*** Source data
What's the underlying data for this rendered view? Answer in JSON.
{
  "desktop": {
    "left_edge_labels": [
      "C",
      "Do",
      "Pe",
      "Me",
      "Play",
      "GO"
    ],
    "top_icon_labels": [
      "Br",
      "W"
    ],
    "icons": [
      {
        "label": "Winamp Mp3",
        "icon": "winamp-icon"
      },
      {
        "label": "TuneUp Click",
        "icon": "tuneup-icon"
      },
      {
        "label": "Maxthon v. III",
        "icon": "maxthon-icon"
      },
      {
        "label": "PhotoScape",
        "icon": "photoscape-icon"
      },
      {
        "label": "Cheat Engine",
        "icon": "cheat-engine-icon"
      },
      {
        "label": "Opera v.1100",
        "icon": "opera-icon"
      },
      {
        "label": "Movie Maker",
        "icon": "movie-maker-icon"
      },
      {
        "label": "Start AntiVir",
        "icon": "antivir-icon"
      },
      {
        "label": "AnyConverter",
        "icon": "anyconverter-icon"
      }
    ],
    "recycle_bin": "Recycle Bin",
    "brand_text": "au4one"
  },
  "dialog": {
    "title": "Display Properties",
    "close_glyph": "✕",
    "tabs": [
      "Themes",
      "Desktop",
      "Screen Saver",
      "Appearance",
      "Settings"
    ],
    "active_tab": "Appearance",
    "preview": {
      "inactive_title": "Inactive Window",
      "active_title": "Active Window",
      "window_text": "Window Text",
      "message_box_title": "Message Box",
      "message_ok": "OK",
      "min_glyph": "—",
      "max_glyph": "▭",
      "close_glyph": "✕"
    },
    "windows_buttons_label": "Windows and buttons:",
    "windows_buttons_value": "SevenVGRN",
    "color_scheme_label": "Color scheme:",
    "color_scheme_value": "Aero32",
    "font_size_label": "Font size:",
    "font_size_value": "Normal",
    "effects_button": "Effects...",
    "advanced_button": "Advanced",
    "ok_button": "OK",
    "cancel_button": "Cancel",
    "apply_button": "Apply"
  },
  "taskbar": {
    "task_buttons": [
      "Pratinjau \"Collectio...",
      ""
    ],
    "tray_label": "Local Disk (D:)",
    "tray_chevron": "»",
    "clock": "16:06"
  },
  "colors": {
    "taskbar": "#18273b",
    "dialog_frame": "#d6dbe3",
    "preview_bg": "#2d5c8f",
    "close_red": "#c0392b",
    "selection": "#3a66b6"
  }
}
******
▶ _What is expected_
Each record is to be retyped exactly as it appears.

▶ _The completed task_
What's the underlying data for this rendered view? Answer in JSON.
{
  "desktop": {
    "left_edge_labels": [
      "C",
      "Do",
      "Pe",
      "Me",
      "Play",
      "GO"
    ],
    "top_icon_labels": [
      "Br",
      "W"
    ],
    "icons": [
      {
        "label": "Winamp Mp3",
        "icon": "winamp-icon"
      },
      {
        "label": "TuneUp Click",
        "icon": "tuneup-icon"
      },
      {
        "label": "Maxthon v. III",
        "icon": "maxthon-icon"
      },
      {
        "label": "PhotoScape",
        "icon": "photoscape-icon"
      },
      {
        "label": "Cheat Engine",
        "icon": "cheat-engine-icon"
      },
      {
        "label": "Opera v.1100",
        "icon": "opera-icon"
      },
      {
        "label": "Movie Maker",
        "icon": "movie-maker-icon"
      },
      {
        "label": "Start AntiVir",
        "icon": "antivir-icon"
      },
      {
        "label": "AnyConverter",
        "icon": "anyconverter-icon"
      }
    ],
    "recycle_bin": "Recycle Bin",
    "brand_text": "au4one"
  },
  "dialog": {
    "title": "Display Properties",
    "close_glyph": "✕",
    "tabs": [
      "Themes",
      "Desktop",
      "Screen Saver",
      "Appearance",
      "Settings"
    ],
    "active_tab": "Appearance",
    "preview": {
      "inactive_title": "Inactive Window",
      "active_title": "Active Window",
      "window_text": "Window Text",
      "message_box_title": "Message Box",
      "message_ok": "OK",
      "min_glyph": "—",
      "max_glyph": "▭",
      "close_glyph": "✕"
    },
    "windows_buttons_label": "Windows and buttons:",
    "windows_buttons_value": "SevenVGRN",
    "color_scheme_label": "Color scheme:",
    "color_scheme_value": "Aero32",
    "font_size_label": "Font size:",
    "font_size_value": "Normal",
    "effects_button": "Effects...",
    "advanced_button": "Advanced",
    "ok_button": "OK",
    "cancel_button": "Cancel",
    "apply_button": "Apply"
  },
  "taskbar": {
    "task_buttons": [
      "Pratinjau \"Collectio...",
      ""
    ],
    "tray_label": "Local Disk (D:)",
    "tray_chevron": "»",
    "clock": "16:06"
  },
  "colors": {
    "taskbar": "#18273b",
    "dialog_frame": "#d6dbe3",
    "preview_bg": "#2d5c8f",
    "close_red": "#c0392b",
    "selection": "#3a66b6"
  }
}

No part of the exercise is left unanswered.